At the beginning of April, Josh Frydenberg handed down his first Budget as Federal Treasurer, outlining a range of energy-related initiatives expected to share centre stage with other key policy areas ahead of the impending election in May.
Within the 2019/20 Federal Budget announcement, the Morrison Government sought to draw the battle lines for the upcoming election on significant energy policy issues. In addition to funding for its $3.5 billion climate and energy initiative – known as the Climate Solutions Fund - $1.88 billion was earmarked to reduce energy prices, and secure supply, for a range of Australian energy users.
From efficiency measures to grant schemes, there was a range of initiatives that have the potential to impact commercial energy users. We provide a snapshot of the most relevant items for businesses here.
Funding Snowy Hydro 2.0: A centrepiece to the Government’s efforts to drive down costs and increase supply was investing $1.38 billion in Snowy 2.0. Minister for Energy, Angus Taylor said in a statement that this is intended to “support new renewable energy for Australia's future energy mix to deliver affordable, reliable power.”
Energy efficiency: $79.2 million was pledged over six-years to improve energy efficiency standards and programs to lower energy costs for businesses and other users. As part of this, $50 million in grants will be available to eligible companies and community organisations through the Energy Efficient Communities Program. These funds are expected to support the installation of new equipment and reviewing and improving energy management.
Under the scheme, eligible small businesses will be able to claim grants of up to $20,000. Higher volume energy consumers can access up to $25,000 and community groups up to $12,500. Mr Taylor also suggested that small businesses can consider matching this using the instant asset write off scheme.
Marinus Link Project: The Government is seeking to provide $56 million in funding for Tasmania’s Marinus Link project, the second interconnector between Tasmania and Victoria. This funding is expected to support the development of additional hydro capacity and provide sustainable, lower cost power for energy consumers.

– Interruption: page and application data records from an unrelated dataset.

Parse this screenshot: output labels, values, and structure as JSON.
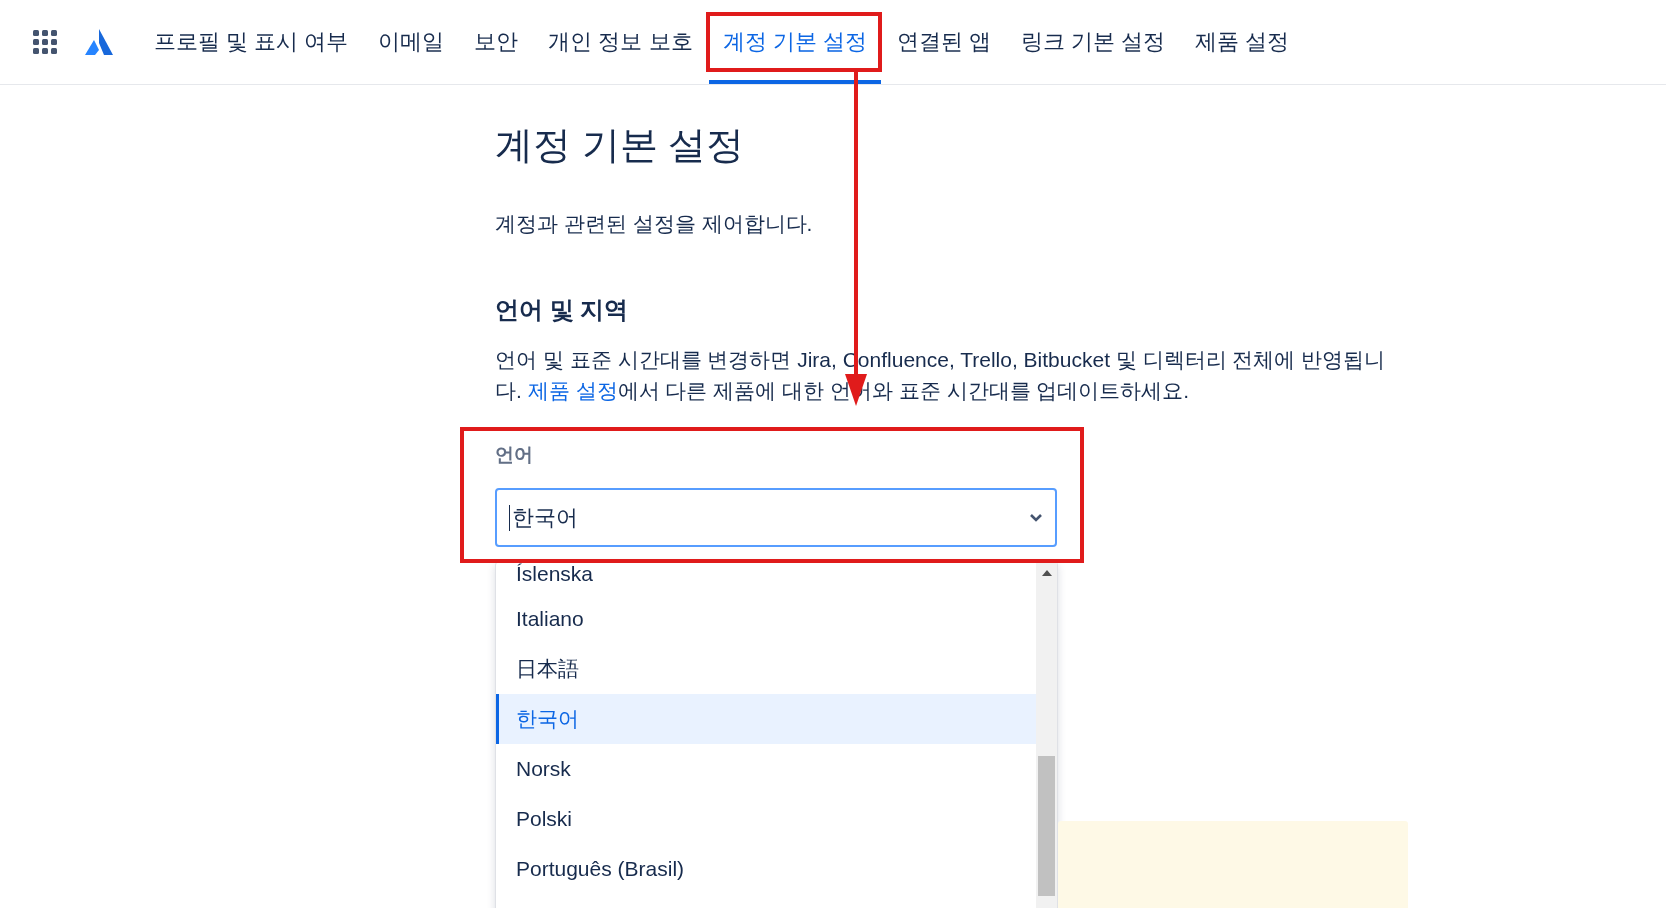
{
  "nav": {
    "tabs": [
      {
        "label": "프로필 및 표시 여부",
        "selected": false
      },
      {
        "label": "이메일",
        "selected": false
      },
      {
        "label": "보안",
        "selected": false
      },
      {
        "label": "개인 정보 보호",
        "selected": false
      },
      {
        "label": "계정 기본 설정",
        "selected": true
      },
      {
        "label": "연결된 앱",
        "selected": false
      },
      {
        "label": "링크 기본 설정",
        "selected": false
      },
      {
        "label": "제품 설정",
        "selected": false
      }
    ]
  },
  "page": {
    "title": "계정 기본 설정",
    "description": "계정과 관련된 설정을 제어합니다."
  },
  "section": {
    "heading": "언어 및 지역",
    "text_before": "언어 및 표준 시간대를 변경하면 Jira, Confluence, Trello, Bitbucket 및 디렉터리 전체에 반영됩니다. ",
    "link": "제품 설정",
    "text_after": "에서 다른 제품에 대한 언어와 표준 시간대를 업데이트하세요."
  },
  "language": {
    "label": "언어",
    "value": "한국어",
    "options": [
      {
        "label": "Íslenska",
        "selected": false
      },
      {
        "label": "Italiano",
        "selected": false
      },
      {
        "label": "日本語",
        "selected": false
      },
      {
        "label": "한국어",
        "selected": true
      },
      {
        "label": "Norsk",
        "selected": false
      },
      {
        "label": "Polski",
        "selected": false
      },
      {
        "label": "Português (Brasil)",
        "selected": false
      }
    ]
  }
}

Supporting micro-grids: Just over $50 million was earmarked to support feasibility studies into micro-grids that can power regional communities. Mr Taylor said that this includes “off-grid and ‘edge of electricity grid’ areas where local distributed generation and demand management is used to ensure supply.”
Further energy-related items: The Budget also covered a range of initiatives in the commercial real estate sector, including expanding the National Australian Built Environment Rating System (NABERS) to improve and increase energy efficiency and a review of the Commercial Building Disclosure (CBD) program to expand it to more high-energy use buildings.

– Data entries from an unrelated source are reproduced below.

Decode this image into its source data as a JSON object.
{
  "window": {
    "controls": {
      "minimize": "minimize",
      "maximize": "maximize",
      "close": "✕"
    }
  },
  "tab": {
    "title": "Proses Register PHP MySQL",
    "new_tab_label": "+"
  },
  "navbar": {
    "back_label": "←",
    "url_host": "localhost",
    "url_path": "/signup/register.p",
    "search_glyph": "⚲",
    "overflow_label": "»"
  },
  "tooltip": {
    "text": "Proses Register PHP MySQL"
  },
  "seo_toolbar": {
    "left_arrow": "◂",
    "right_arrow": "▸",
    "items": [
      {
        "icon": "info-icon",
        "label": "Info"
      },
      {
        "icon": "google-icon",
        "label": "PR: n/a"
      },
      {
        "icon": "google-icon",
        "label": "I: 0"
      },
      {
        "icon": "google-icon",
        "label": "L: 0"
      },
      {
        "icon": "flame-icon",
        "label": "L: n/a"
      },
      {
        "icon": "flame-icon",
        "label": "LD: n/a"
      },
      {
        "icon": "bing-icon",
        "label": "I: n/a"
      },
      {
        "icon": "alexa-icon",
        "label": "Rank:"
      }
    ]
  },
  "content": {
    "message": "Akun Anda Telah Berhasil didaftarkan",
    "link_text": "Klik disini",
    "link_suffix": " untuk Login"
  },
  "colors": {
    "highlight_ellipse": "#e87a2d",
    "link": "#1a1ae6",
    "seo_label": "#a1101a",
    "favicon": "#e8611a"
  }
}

To assist in managing gas prices, the Government allocated $8.4 million in funding for gas exploration projects, specifically for the development of the Beetaloo sub-basin in the Northern Territory.
In the lead up to the election, the Labour Party and other political parties are positioning alternative solutions to the energy policy issues invoked within the Federal Budget and related Morrison Government announcements. The long-running debate about Australia’s energy future will remain a central theme during the pre-election campaign period, with the ultimate impact on energy users as yet unknown.